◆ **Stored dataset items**

<<<<

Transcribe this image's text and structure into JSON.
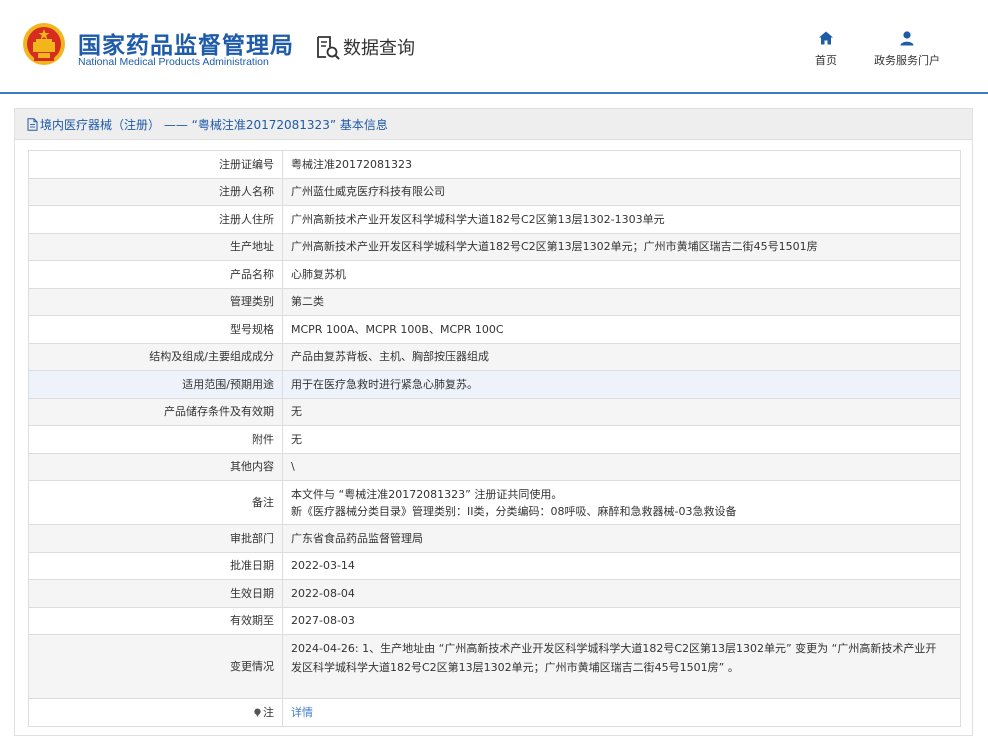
{
  "header": {
    "org_name_cn": "国家药品监督管理局",
    "org_name_en": "National Medical Products Administration",
    "section_label": "数据查询",
    "nav": {
      "home": "首页",
      "portal": "政务服务门户"
    }
  },
  "panel": {
    "title": "境内医疗器械（注册） —— “粤械注准20172081323” 基本信息"
  },
  "rows": [
    {
      "label": "注册证编号",
      "value": "粤械注准20172081323"
    },
    {
      "label": "注册人名称",
      "value": "广州蓝仕威克医疗科技有限公司"
    },
    {
      "label": "注册人住所",
      "value": "广州高新技术产业开发区科学城科学大道182号C2区第13层1302-1303单元"
    },
    {
      "label": "生产地址",
      "value": "广州高新技术产业开发区科学城科学大道182号C2区第13层1302单元；广州市黄埔区瑞吉二街45号1501房"
    },
    {
      "label": "产品名称",
      "value": "心肺复苏机"
    },
    {
      "label": "管理类别",
      "value": "第二类"
    },
    {
      "label": "型号规格",
      "value": "MCPR 100A、MCPR 100B、MCPR 100C"
    },
    {
      "label": "结构及组成/主要组成成分",
      "value": "产品由复苏背板、主机、胸部按压器组成"
    },
    {
      "label": "适用范围/预期用途",
      "value": "用于在医疗急救时进行紧急心肺复苏。"
    },
    {
      "label": "产品储存条件及有效期",
      "value": "无"
    },
    {
      "label": "附件",
      "value": "无"
    },
    {
      "label": "其他内容",
      "value": "\\"
    },
    {
      "label": "备注",
      "value_line1": "本文件与 “粤械注准20172081323” 注册证共同使用。",
      "value_line2": "新《医疗器械分类目录》管理类别：II类，分类编码：08呼吸、麻醉和急救器械-03急救设备"
    },
    {
      "label": "审批部门",
      "value": "广东省食品药品监督管理局"
    },
    {
      "label": "批准日期",
      "value": "2022-03-14"
    },
    {
      "label": "生效日期",
      "value": "2022-08-04"
    },
    {
      "label": "有效期至",
      "value": "2027-08-03"
    },
    {
      "label": "变更情况",
      "value_line1": "2024-04-26: 1、生产地址由 “广州高新技术产业开发区科学城科学大道182号C2区第13层1302单元” 变更为 “广州高新技术产业开",
      "value_line2": "发区科学城科学大道182号C2区第13层1302单元；广州市黄埔区瑞吉二街45号1501房” 。"
    },
    {
      "label": "注",
      "value": "详情"
    }
  ],
  "colors": {
    "brand_blue": "#1e5ba8",
    "link_blue": "#3d7ecb",
    "emblem_red": "#d62b1f",
    "emblem_gold": "#f2b51c"
  },
  "icons": {
    "emblem": "national-emblem-icon",
    "data_query": "document-search-icon",
    "home": "home-icon",
    "portal": "user-icon",
    "doc": "document-icon",
    "note": "pin-icon"
  }
}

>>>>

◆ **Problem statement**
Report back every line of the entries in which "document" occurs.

◆ **Reply**
    "data_query": "document-search-icon",
    "doc": "document-icon",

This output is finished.